Now that the Pixel 6 and Pixel 6 Pro have been in the hands of users for a bit of time now, I think we can all inhale a collective sigh of relief knowing that these new Google phones are no slouches in the performance category. While not as fast on paper as the Snapdragon 888 from Qualcomm, real world testing shows the Pixel 6 and Pixel 6 Pro competing favorably with the ultra-fast iPhone 13 Pro Max doing day-to-day type of activities.
At the end of the day, the way the phone performs doing the things you actually rely on it to do is the best measure of whether or not it is fast enough for you. For me so far, that test has proven to be more than sufficient. I never think about the speed of the Pixel 6 and 6 Pro and that means the performance is what I want it to be. If I was constantly feeling sluggishness, animation hiccups or graphic degradation, there would be cause for concern. For me, there just aren’t any of those issues present.
Benchmarks are still fun, though
All that being said, benchmarks can still mean added confidence in a mobile SoC, and seeing your phone perform handily in a synthetic benchmark can make you that much more confident in your purchase. It doesn’t mean one phone will feel faster than another in real-world applications, but it can definitely bolster your conviction that the purchase you are about to make (or already made) is the right one.
For those of you who get added benefit from those types of numbers, there are some interesting new ones to share for the Pixel 6 and Pixel 6 Pro that should make you feel very good about your phone selection if you’ve already bought one or are intending to. With an update to Geekbench 5 that sorts out random crashes for Android 12 (pointed out on Twitter by @SomeGadgetGuy), we’re now able to not only see the standard CPU scores for Tensor, but the GPU scores as well. And they are beastly.
In the images above, we’re looking at the GPU compute scores from the OnePlus 9 Pro with the latest Snapdragon 888 inside and the Pixel 6 with Google’s own Tensor SoC. On paper, I’d expect the Adreno 660 in the Snapdragon 888 to pummel the Mali-G78, but that’s just not the case. In fact, according to the Geekbench 5 results page, the standard Mali-G78 already out-performs the Adreno 660 without Google’s help, putting up a 5931 in the most current listings.
But the customized Mali GPU in Tensor looks to be a bit of a different beast. When running Geekbench on our in-house Pixels, we are seeing scores topping out around 7700-7800 in the Vulkan compute tests. Those are really big numbers and these scores flat-out obliterate the 4578 we get on the Snapdragon 888.

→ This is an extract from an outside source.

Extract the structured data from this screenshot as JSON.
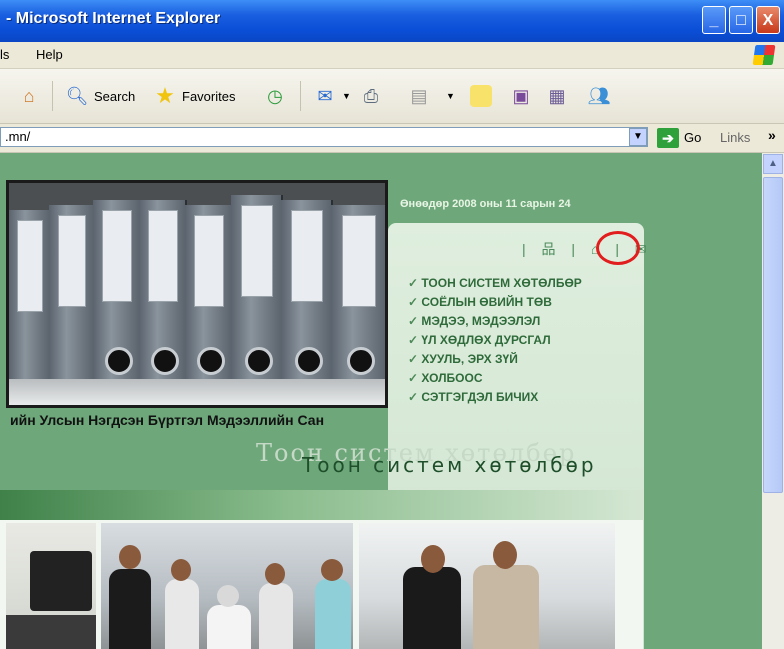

Again, benchmarks aren’t the end-all be-all of performance and this isn’t to say Tensor is faster than the Snapdragon 888. Instead, it’s more of an affirmation that if you are buying into Google’s new vision for Pixel phones and want to be a part of what Android 12 looks like in the hands of the company that maintains it, you don’t have to really worry too much about performance on these phones. And compared to year’s past – *cough* Pixel 5 *cough* – that’s a really nice thing to consider.